inscribed on a spindle whorl from Dikili Tash
inscribed spindle whorl is 6,000 years old and comes from Dikili Tash
This complex inscription on the spindle whorl has long, complex writings
that follow the circular movement of the tool and consists of glyphs with
a specific identity and recalling those of seals and tablets.
In Old Europe weaving is generally closely linked to myths and religious
rites and the act of spinning is full of allegorical and sacred force.
It is thus difficult to explain these inscriptions with their practical
use. Spindle whorls are among the most significant votive offerings found
in cult centres and burial grounds.
The whorls rotate when in use and it is thus possible that the geometric
motifs represent writing with cyclical, periodic features. Or are they
meant to be read by the faithful or the divinity as the whorl turns? Is
this a kind of prayer directed towards to the heavens like the Tibetan
The inscription from Dikili Tash could be a ritualistic formula for expressing
devotion, requests or gratitude or could describe a myth.
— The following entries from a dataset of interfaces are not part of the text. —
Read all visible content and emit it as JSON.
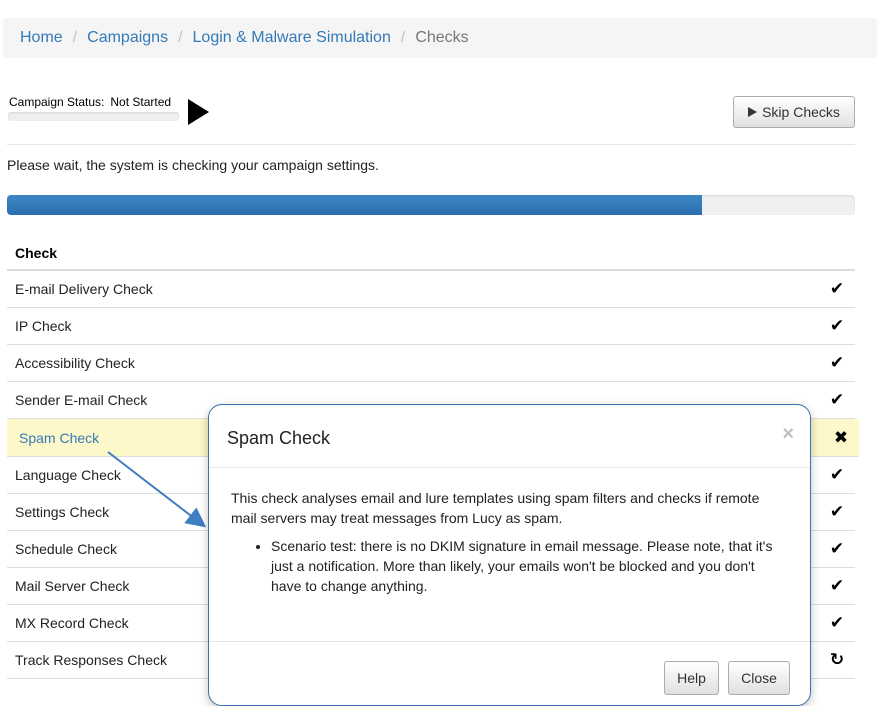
{
  "breadcrumb": {
    "home": "Home",
    "campaigns": "Campaigns",
    "campaign": "Login & Malware Simulation",
    "current": "Checks",
    "separator": "/"
  },
  "status": {
    "label": "Campaign Status:",
    "value": "Not Started",
    "progress_fraction": 0.0
  },
  "skip_button": {
    "label": "Skip Checks",
    "icon": "play-icon"
  },
  "wait_message": "Please wait, the system is checking your campaign settings.",
  "progress": {
    "fraction": 0.82,
    "color": "#337ab7"
  },
  "table": {
    "header": "Check",
    "rows": [
      {
        "label": "E-mail Delivery Check",
        "status": "check-icon",
        "glyph": "✔"
      },
      {
        "label": "IP Check",
        "status": "check-icon",
        "glyph": "✔"
      },
      {
        "label": "Accessibility Check",
        "status": "check-icon",
        "glyph": "✔"
      },
      {
        "label": "Sender E-mail Check",
        "status": "check-icon",
        "glyph": "✔"
      },
      {
        "label": "Spam Check",
        "status": "cross-icon",
        "glyph": "✖"
      },
      {
        "label": "Language Check",
        "status": "check-icon",
        "glyph": "✔"
      },
      {
        "label": "Settings Check",
        "status": "check-icon",
        "glyph": "✔"
      },
      {
        "label": "Schedule Check",
        "status": "check-icon",
        "glyph": "✔"
      },
      {
        "label": "Mail Server Check",
        "status": "check-icon",
        "glyph": "✔"
      },
      {
        "label": "MX Record Check",
        "status": "check-icon",
        "glyph": "✔"
      },
      {
        "label": "Track Responses Check",
        "status": "refresh-icon",
        "glyph": "↻"
      }
    ]
  },
  "modal": {
    "title": "Spam Check",
    "close_glyph": "×",
    "description": "This check analyses email and lure templates using spam filters and checks if remote mail servers may treat messages from Lucy as spam.",
    "bullet": "Scenario test: there is no DKIM signature in email message. Please note, that it's just a notification. More than likely, your emails won't be blocked and you don't have to change anything.",
    "help_label": "Help",
    "close_label": "Close"
  },
  "colors": {
    "link": "#337ab7",
    "highlight_row": "#fcf8c9",
    "modal_border": "#3a73ad"
  }
}
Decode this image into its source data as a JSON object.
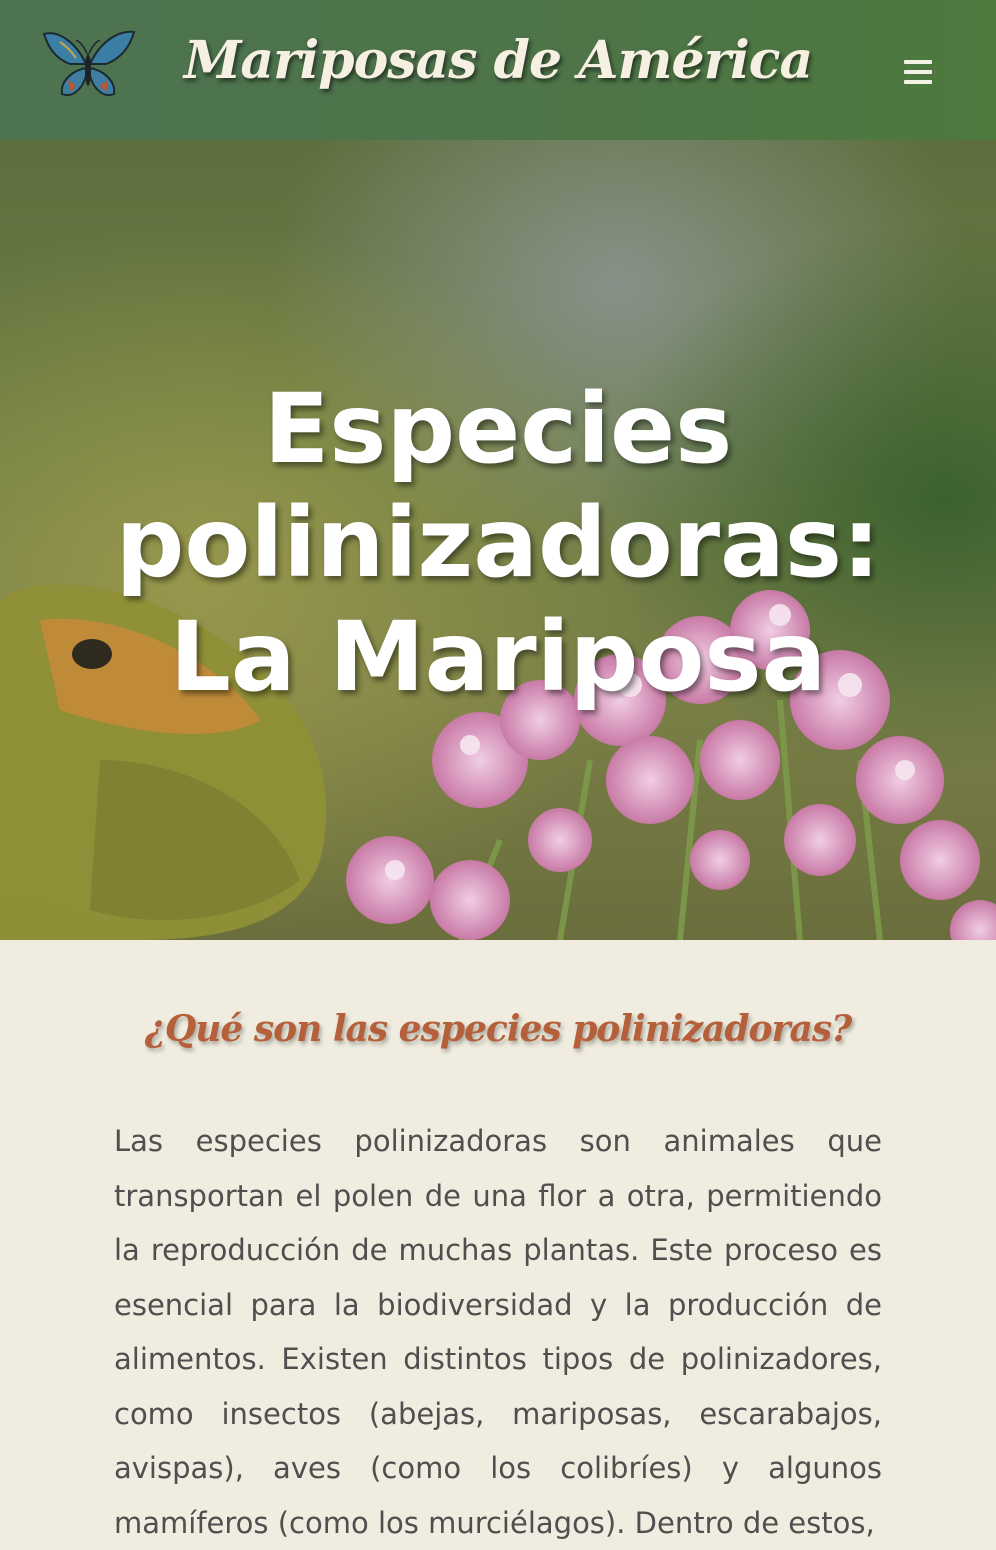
{
  "header": {
    "site_title": "Mariposas de América",
    "logo_icon": "butterfly-logo-icon",
    "menu_icon": "hamburger-menu-icon"
  },
  "hero": {
    "title": "Especies polinizadoras: La Mariposa"
  },
  "main": {
    "section_heading": "¿Qué son las especies polinizadoras?",
    "paragraph": "Las especies polinizadoras son animales que transportan el polen de una flor a otra, permitiendo la reproducción de muchas plantas. Este proceso es esencial para la biodiversidad y la producción de alimentos. Existen distintos tipos de polinizadores, como insectos (abejas, mariposas, escarabajos, avispas), aves (como los colibríes) y algunos mamíferos (como los murciélagos). Dentro de estos,"
  },
  "colors": {
    "header_green": "#4e7448",
    "page_background": "#f0ede0",
    "heading_orange": "#b5603a",
    "body_text": "#4f4f4f"
  }
}
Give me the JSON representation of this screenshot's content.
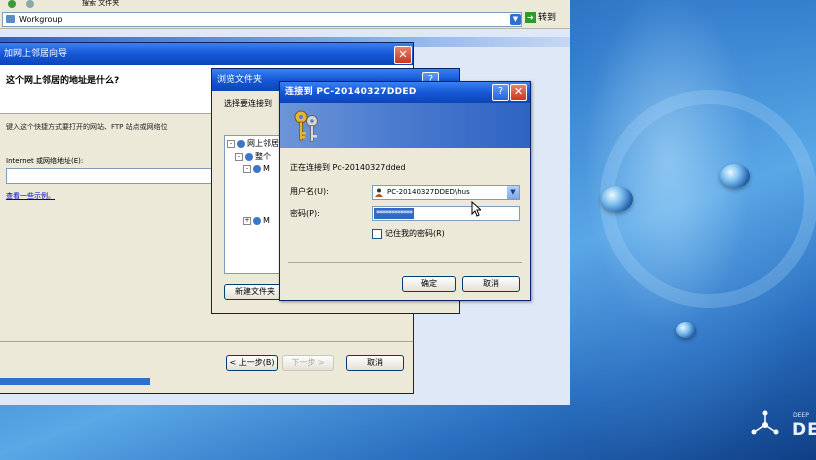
{
  "explorer": {
    "toolbar_text": "搜索  文件夹",
    "address": "Workgroup",
    "go_label": "转到"
  },
  "wizard": {
    "title": "加网上邻居向导",
    "question": "这个网上邻居的地址是什么?",
    "description": "键入这个快捷方式要打开的网站、FTP 站点或网络位",
    "address_label": "Internet 或网络地址(E):",
    "example_link": "查看一些示例。",
    "back_label": "< 上一步(B)",
    "next_label": "下一步 >",
    "cancel_label": "取消"
  },
  "browse": {
    "title": "浏览文件夹",
    "help": "?",
    "prompt": "选择要连接到",
    "tree": [
      "网上邻居",
      "整个",
      "M",
      "M"
    ],
    "new_folder_label": "新建文件夹"
  },
  "connect": {
    "title": "连接到 PC-20140327DDED",
    "help": "?",
    "close": "✕",
    "status": "正在连接到 Pc-20140327dded",
    "user_label": "用户名(U):",
    "user_value": "PC-20140327DDED\\hus",
    "password_label": "密码(P):",
    "password_value": "************",
    "remember_label": "记住我的密码(R)",
    "ok_label": "确定",
    "cancel_label": "取消"
  },
  "desktop": {
    "brand": "DE",
    "brand_small": "DEEP"
  }
}
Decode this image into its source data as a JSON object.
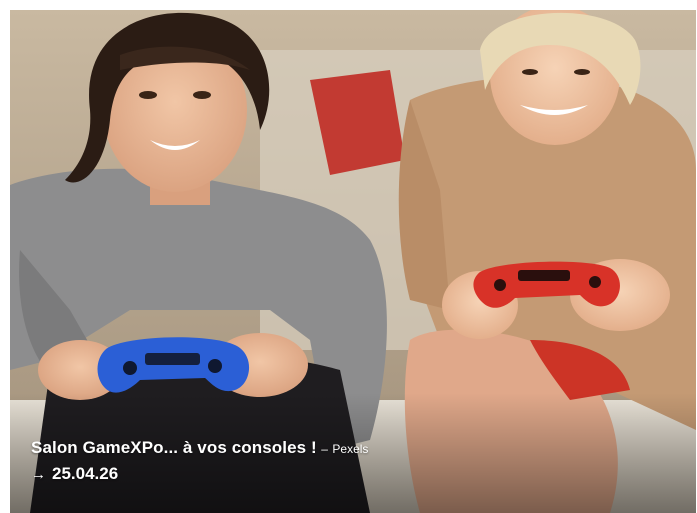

H., Early Civilization and Literacy in Europe. An Inquiry Into Cultural
Continuity in the Mediterranean World, Berlino, New York, 1995.
M., Was Writing Born in Europe? Searching for a Sacred Script, Rome (
in preparation )